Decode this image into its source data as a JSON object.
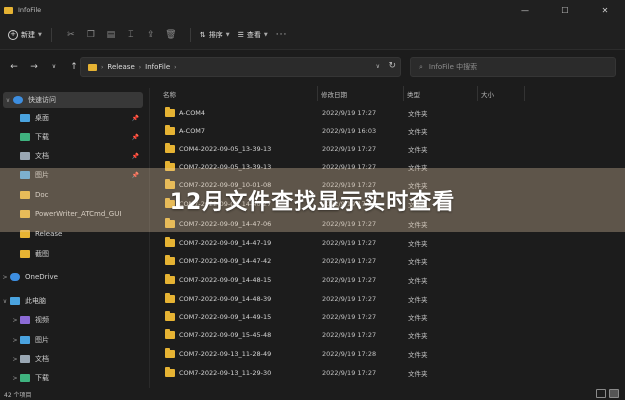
{
  "window": {
    "title": "InfoFile",
    "controls": {
      "minimize": "—",
      "maximize": "☐",
      "close": "✕"
    }
  },
  "toolbar": {
    "new_label": "新建",
    "sort_label": "排序",
    "view_label": "查看",
    "more": "···"
  },
  "address": {
    "crumbs": [
      "Release",
      "InfoFile"
    ],
    "search_placeholder": "InfoFile 中搜索"
  },
  "sidebar": {
    "items": [
      {
        "label": "快速访问",
        "icon": "star-icon",
        "color": "#3d8ee0",
        "level": 0,
        "chevron": "∨",
        "selected": true
      },
      {
        "label": "桌面",
        "icon": "desktop-icon",
        "color": "#4aa3df",
        "level": 1,
        "pinned": true
      },
      {
        "label": "下载",
        "icon": "download-icon",
        "color": "#3fb37f",
        "level": 1,
        "pinned": true
      },
      {
        "label": "文档",
        "icon": "document-icon",
        "color": "#9aa7b3",
        "level": 1,
        "pinned": true
      },
      {
        "label": "图片",
        "icon": "picture-icon",
        "color": "#4aa3df",
        "level": 1,
        "pinned": true
      },
      {
        "label": "Doc",
        "icon": "folder-icon",
        "color": "#e6b333",
        "level": 1
      },
      {
        "label": "PowerWriter_ATCmd_GUI",
        "icon": "folder-icon",
        "color": "#e6b333",
        "level": 1
      },
      {
        "label": "Release",
        "icon": "folder-icon",
        "color": "#e6b333",
        "level": 1
      },
      {
        "label": "截图",
        "icon": "folder-icon",
        "color": "#e6b333",
        "level": 1
      },
      {
        "label": "OneDrive",
        "icon": "cloud-icon",
        "color": "#3d8ee0",
        "level": 0,
        "chevron": ">"
      },
      {
        "label": "此电脑",
        "icon": "computer-icon",
        "color": "#4aa3df",
        "level": 0,
        "chevron": "∨"
      },
      {
        "label": "视频",
        "icon": "video-icon",
        "color": "#8c6bd6",
        "level": 1,
        "chevron": ">"
      },
      {
        "label": "图片",
        "icon": "picture-icon",
        "color": "#4aa3df",
        "level": 1,
        "chevron": ">"
      },
      {
        "label": "文档",
        "icon": "document-icon",
        "color": "#9aa7b3",
        "level": 1,
        "chevron": ">"
      },
      {
        "label": "下载",
        "icon": "download-icon",
        "color": "#3fb37f",
        "level": 1,
        "chevron": ">"
      }
    ]
  },
  "columns": {
    "name": "名称",
    "date": "修改日期",
    "type": "类型",
    "size": "大小"
  },
  "files": [
    {
      "name": "A-COM4",
      "date": "2022/9/19 17:27",
      "type": "文件夹"
    },
    {
      "name": "A-COM7",
      "date": "2022/9/19 16:03",
      "type": "文件夹"
    },
    {
      "name": "COM4-2022-09-05_13-39-13",
      "date": "2022/9/19 17:27",
      "type": "文件夹"
    },
    {
      "name": "COM7-2022-09-05_13-39-13",
      "date": "2022/9/19 17:27",
      "type": "文件夹"
    },
    {
      "name": "COM7-2022-09-09_10-01-08",
      "date": "2022/9/19 17:27",
      "type": "文件夹"
    },
    {
      "name": "COM7-2022-09-09_14-40-27",
      "date": "2022/9/19 17:27",
      "type": "文件夹"
    },
    {
      "name": "COM7-2022-09-09_14-47-06",
      "date": "2022/9/19 17:27",
      "type": "文件夹"
    },
    {
      "name": "COM7-2022-09-09_14-47-19",
      "date": "2022/9/19 17:27",
      "type": "文件夹"
    },
    {
      "name": "COM7-2022-09-09_14-47-42",
      "date": "2022/9/19 17:27",
      "type": "文件夹"
    },
    {
      "name": "COM7-2022-09-09_14-48-15",
      "date": "2022/9/19 17:27",
      "type": "文件夹"
    },
    {
      "name": "COM7-2022-09-09_14-48-39",
      "date": "2022/9/19 17:27",
      "type": "文件夹"
    },
    {
      "name": "COM7-2022-09-09_14-49-15",
      "date": "2022/9/19 17:27",
      "type": "文件夹"
    },
    {
      "name": "COM7-2022-09-09_15-45-48",
      "date": "2022/9/19 17:27",
      "type": "文件夹"
    },
    {
      "name": "COM7-2022-09-13_11-28-49",
      "date": "2022/9/19 17:28",
      "type": "文件夹"
    },
    {
      "name": "COM7-2022-09-13_11-29-30",
      "date": "2022/9/19 17:27",
      "type": "文件夹"
    }
  ],
  "overlay": {
    "title": "12月文件查找显示实时查看"
  },
  "status": {
    "count": "42 个项目"
  }
}
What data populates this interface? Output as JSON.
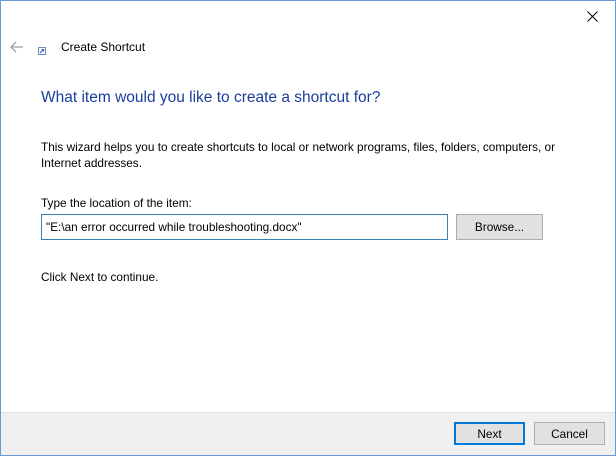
{
  "window": {
    "title": "Create Shortcut",
    "close_label": "✕"
  },
  "icons": {
    "back": "arrow-left-icon",
    "app": "shortcut-icon",
    "close": "close-icon"
  },
  "main": {
    "heading": "What item would you like to create a shortcut for?",
    "description": "This wizard helps you to create shortcuts to local or network programs, files, folders, computers, or Internet addresses.",
    "location_label": "Type the location of the item:",
    "location_value": "\"E:\\an error occurred while troubleshooting.docx\"",
    "browse_label": "Browse...",
    "continue_text": "Click Next to continue."
  },
  "footer": {
    "next_label": "Next",
    "cancel_label": "Cancel"
  },
  "colors": {
    "heading": "#1a3e9c",
    "window_border": "#6a9ad6",
    "input_border": "#3c7fb1",
    "focus_border": "#0078d7",
    "footer_bg": "#f0f0f0"
  }
}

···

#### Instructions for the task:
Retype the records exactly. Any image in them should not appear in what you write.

#### Response area:
Decode this image into its source data as a JSON object.
{
  "window": {
    "title": "InfoFile",
    "controls": {
      "minimize": "—",
      "maximize": "☐",
      "close": "✕"
    }
  },
  "toolbar": {
    "new_label": "新建",
    "sort_label": "排序",
    "view_label": "查看",
    "more": "···"
  },
  "address": {
    "crumbs": [
      "Release",
      "InfoFile"
    ],
    "search_placeholder": "InfoFile 中搜索"
  },
  "sidebar": {
    "items": [
      {
        "label": "快速访问",
        "icon": "star-icon",
        "color": "#3d8ee0",
        "level": 0,
        "chevron": "∨",
        "selected": true
      },
      {
        "label": "桌面",
        "icon": "desktop-icon",
        "color": "#4aa3df",
        "level": 1,
        "pinned": true
      },
      {
        "label": "下载",
        "icon": "download-icon",
        "color": "#3fb37f",
        "level": 1,
        "pinned": true
      },
      {
        "label": "文档",
        "icon": "document-icon",
        "color": "#9aa7b3",
        "level": 1,
        "pinned": true
      },
      {
        "label": "图片",
        "icon": "picture-icon",
        "color": "#4aa3df",
        "level": 1,
        "pinned": true
      },
      {
        "label": "Doc",
        "icon": "folder-icon",
        "color": "#e6b333",
        "level": 1
      },
      {
        "label": "PowerWriter_ATCmd_GUI",
        "icon": "folder-icon",
        "color": "#e6b333",
        "level": 1
      },
      {
        "label": "Release",
        "icon": "folder-icon",
        "color": "#e6b333",
        "level": 1
      },
      {
        "label": "截图",
        "icon": "folder-icon",
        "color": "#e6b333",
        "level": 1
      },
      {
        "label": "OneDrive",
        "icon": "cloud-icon",
        "color": "#3d8ee0",
        "level": 0,
        "chevron": ">"
      },
      {
        "label": "此电脑",
        "icon": "computer-icon",
        "color": "#4aa3df",
        "level": 0,
        "chevron": "∨"
      },
      {
        "label": "视频",
        "icon": "video-icon",
        "color": "#8c6bd6",
        "level": 1,
        "chevron": ">"
      },
      {
        "label": "图片",
        "icon": "picture-icon",
        "color": "#4aa3df",
        "level": 1,
        "chevron": ">"
      },
      {
        "label": "文档",
        "icon": "document-icon",
        "color": "#9aa7b3",
        "level": 1,
        "chevron": ">"
      },
      {
        "label": "下载",
        "icon": "download-icon",
        "color": "#3fb37f",
        "level": 1,
        "chevron": ">"
      }
    ]
  },
  "columns": {
    "name": "名称",
    "date": "修改日期",
    "type": "类型",
    "size": "大小"
  },
  "files": [
    {
      "name": "A-COM4",
      "date": "2022/9/19 17:27",
      "type": "文件夹"
    },
    {
      "name": "A-COM7",
      "date": "2022/9/19 16:03",
      "type": "文件夹"
    },
    {
      "name": "COM4-2022-09-05_13-39-13",
      "date": "2022/9/19 17:27",
      "type": "文件夹"
    },
    {
      "name": "COM7-2022-09-05_13-39-13",
      "date": "2022/9/19 17:27",
      "type": "文件夹"
    },
    {
      "name": "COM7-2022-09-09_10-01-08",
      "date": "2022/9/19 17:27",
      "type": "文件夹"
    },
    {
      "name": "COM7-2022-09-09_14-40-27",
      "date": "2022/9/19 17:27",
      "type": "文件夹"
    },
    {
      "name": "COM7-2022-09-09_14-47-06",
      "date": "2022/9/19 17:27",
      "type": "文件夹"
    },
    {
      "name": "COM7-2022-09-09_14-47-19",
      "date": "2022/9/19 17:27",
      "type": "文件夹"
    },
    {
      "name": "COM7-2022-09-09_14-47-42",
      "date": "2022/9/19 17:27",
      "type": "文件夹"
    },
    {
      "name": "COM7-2022-09-09_14-48-15",
      "date": "2022/9/19 17:27",
      "type": "文件夹"
    },
    {
      "name": "COM7-2022-09-09_14-48-39",
      "date": "2022/9/19 17:27",
      "type": "文件夹"
    },
    {
      "name": "COM7-2022-09-09_14-49-15",
      "date": "2022/9/19 17:27",
      "type": "文件夹"
    },
    {
      "name": "COM7-2022-09-09_15-45-48",
      "date": "2022/9/19 17:27",
      "type": "文件夹"
    },
    {
      "name": "COM7-2022-09-13_11-28-49",
      "date": "2022/9/19 17:28",
      "type": "文件夹"
    },
    {
      "name": "COM7-2022-09-13_11-29-30",
      "date": "2022/9/19 17:27",
      "type": "文件夹"
    }
  ],
  "overlay": {
    "title": "12月文件查找显示实时查看"
  },
  "status": {
    "count": "42 个项目"
  }
}
What data populates this interface? Output as JSON.
{
  "window": {
    "title": "Create Shortcut",
    "close_label": "✕"
  },
  "icons": {
    "back": "arrow-left-icon",
    "app": "shortcut-icon",
    "close": "close-icon"
  },
  "main": {
    "heading": "What item would you like to create a shortcut for?",
    "description": "This wizard helps you to create shortcuts to local or network programs, files, folders, computers, or Internet addresses.",
    "location_label": "Type the location of the item:",
    "location_value": "\"E:\\an error occurred while troubleshooting.docx\"",
    "browse_label": "Browse...",
    "continue_text": "Click Next to continue."
  },
  "footer": {
    "next_label": "Next",
    "cancel_label": "Cancel"
  },
  "colors": {
    "heading": "#1a3e9c",
    "window_border": "#6a9ad6",
    "input_border": "#3c7fb1",
    "focus_border": "#0078d7",
    "footer_bg": "#f0f0f0"
  }
}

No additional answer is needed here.